▶
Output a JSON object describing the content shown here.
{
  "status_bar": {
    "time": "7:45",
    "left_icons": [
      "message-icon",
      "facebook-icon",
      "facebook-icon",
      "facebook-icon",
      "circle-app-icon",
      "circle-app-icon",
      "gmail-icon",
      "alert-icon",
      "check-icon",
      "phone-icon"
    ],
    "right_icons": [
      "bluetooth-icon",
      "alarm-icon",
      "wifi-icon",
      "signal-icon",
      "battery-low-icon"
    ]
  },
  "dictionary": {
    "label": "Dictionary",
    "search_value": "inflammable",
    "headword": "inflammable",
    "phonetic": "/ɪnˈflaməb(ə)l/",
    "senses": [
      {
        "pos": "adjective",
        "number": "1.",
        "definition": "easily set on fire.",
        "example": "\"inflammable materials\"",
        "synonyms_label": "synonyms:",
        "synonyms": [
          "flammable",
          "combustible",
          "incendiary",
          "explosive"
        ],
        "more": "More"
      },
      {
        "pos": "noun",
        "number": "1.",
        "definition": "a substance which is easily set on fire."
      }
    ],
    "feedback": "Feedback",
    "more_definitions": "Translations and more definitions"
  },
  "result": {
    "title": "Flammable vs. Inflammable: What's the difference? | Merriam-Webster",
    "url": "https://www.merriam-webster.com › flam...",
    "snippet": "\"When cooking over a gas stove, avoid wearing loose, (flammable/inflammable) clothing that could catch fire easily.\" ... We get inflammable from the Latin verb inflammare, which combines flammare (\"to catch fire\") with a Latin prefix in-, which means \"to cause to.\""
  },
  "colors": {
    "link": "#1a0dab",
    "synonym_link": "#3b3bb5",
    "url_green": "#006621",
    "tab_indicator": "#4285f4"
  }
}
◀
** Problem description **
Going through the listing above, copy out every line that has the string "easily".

** Your solution **
        "definition": "easily set on fire.",
        "definition": "a substance which is easily set on fire."
    "snippet": "\"When cooking over a gas stove, avoid wearing loose, (flammable/inflammable) clothing that could catch fire easily.\" ... We get inflammable from the Latin verb inflammare, which combines flammare (\"to catch fire\") with a Latin prefix in-, which means \"to cause to.\""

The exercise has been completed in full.